are not foolproof, cuttings may
bring you the greatest success.
The easiest way to expand your rose collection is to order new plants from a nursery. But if you want to experiment with asexual propagation, you can dig up and transplant rooted shoots that emerge next to a mother plant, or take cuttings from the plant itself.
1. In late spring or early summer, cut a vigorous cane that has lost its blooms. Take about 6 inches off the top, removing old flower heads. Cut the remaining cane into 6-inch pieces, using sharp-angle cuts. The bottom of each piece should be cut as close as possible to a leaf node (where leaves form), with no more than two leaflets attached to each cutting. Dip the bottom 1 inch of the canes into rooting hormone powder and plant them; or submerge the bottom ends in willow water, allow them to sit overnight, then plant.
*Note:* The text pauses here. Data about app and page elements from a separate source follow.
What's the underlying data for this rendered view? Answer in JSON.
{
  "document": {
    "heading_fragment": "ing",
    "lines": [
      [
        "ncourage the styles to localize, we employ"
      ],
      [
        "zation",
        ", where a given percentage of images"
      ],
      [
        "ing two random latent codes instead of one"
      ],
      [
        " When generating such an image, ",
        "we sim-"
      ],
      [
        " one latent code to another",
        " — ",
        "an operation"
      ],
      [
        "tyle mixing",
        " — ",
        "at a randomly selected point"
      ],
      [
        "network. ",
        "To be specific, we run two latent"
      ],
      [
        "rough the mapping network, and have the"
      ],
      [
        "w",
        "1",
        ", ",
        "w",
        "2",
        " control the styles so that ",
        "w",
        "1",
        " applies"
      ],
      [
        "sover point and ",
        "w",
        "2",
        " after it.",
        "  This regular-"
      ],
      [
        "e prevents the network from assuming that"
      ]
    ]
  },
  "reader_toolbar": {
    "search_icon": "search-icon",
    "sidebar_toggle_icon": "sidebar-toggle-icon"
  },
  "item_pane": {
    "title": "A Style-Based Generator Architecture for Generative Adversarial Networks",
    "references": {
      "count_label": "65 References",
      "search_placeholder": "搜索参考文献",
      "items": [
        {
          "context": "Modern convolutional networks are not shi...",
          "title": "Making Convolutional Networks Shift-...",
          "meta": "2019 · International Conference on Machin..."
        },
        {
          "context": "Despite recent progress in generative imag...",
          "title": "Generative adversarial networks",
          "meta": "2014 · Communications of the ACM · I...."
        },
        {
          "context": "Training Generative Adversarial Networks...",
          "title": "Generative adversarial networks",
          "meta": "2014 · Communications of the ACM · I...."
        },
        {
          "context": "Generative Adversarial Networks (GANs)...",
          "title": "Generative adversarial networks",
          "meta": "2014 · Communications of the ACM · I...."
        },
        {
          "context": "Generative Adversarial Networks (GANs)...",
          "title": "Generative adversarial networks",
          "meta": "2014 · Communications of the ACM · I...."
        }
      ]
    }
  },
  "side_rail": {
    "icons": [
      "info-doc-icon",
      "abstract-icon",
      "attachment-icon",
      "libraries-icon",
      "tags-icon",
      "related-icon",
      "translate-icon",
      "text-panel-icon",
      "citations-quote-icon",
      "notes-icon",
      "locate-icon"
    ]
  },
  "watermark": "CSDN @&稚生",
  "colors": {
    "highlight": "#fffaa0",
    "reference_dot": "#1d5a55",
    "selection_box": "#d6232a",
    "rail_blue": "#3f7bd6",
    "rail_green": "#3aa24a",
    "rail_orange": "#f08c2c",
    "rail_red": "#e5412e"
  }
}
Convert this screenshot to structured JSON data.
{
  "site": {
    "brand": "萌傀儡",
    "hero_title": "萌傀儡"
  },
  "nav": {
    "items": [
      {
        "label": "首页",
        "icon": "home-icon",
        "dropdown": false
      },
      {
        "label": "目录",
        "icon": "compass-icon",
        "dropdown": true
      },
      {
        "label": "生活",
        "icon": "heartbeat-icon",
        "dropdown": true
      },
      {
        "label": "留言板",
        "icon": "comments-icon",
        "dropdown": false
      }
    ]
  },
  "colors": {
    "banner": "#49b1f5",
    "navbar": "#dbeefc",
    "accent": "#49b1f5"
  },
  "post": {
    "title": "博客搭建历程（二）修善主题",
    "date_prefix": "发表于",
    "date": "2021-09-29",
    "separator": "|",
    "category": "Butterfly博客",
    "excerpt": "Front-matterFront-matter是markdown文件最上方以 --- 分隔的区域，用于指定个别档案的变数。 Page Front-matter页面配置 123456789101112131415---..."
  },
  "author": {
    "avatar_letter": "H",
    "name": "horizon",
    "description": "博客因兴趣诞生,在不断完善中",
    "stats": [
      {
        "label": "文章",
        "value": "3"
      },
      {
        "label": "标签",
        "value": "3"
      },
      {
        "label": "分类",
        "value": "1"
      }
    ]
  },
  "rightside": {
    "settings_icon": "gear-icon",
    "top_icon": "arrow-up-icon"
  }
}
2. Place each cutting in a 6-inch peat pot filled with a moist mixture of equal parts sand, perlite, and sterile potting soil. Mist the cutting, place a plastic bag over the pot, and secure the bag in place. Keep cuttings outdoors in a bright spot that's shaded during the hottest part of the day. Water cuttings periodically to keep them moist but not wet. When rooted (generally within a month), transplant the cutting, pot and all, to a permanent spot in the garden. The peat post will deteriorate over time. Willow water is a natural root-promoting solution made by soaking chopped-up willow twigs in a bucket of water overnight.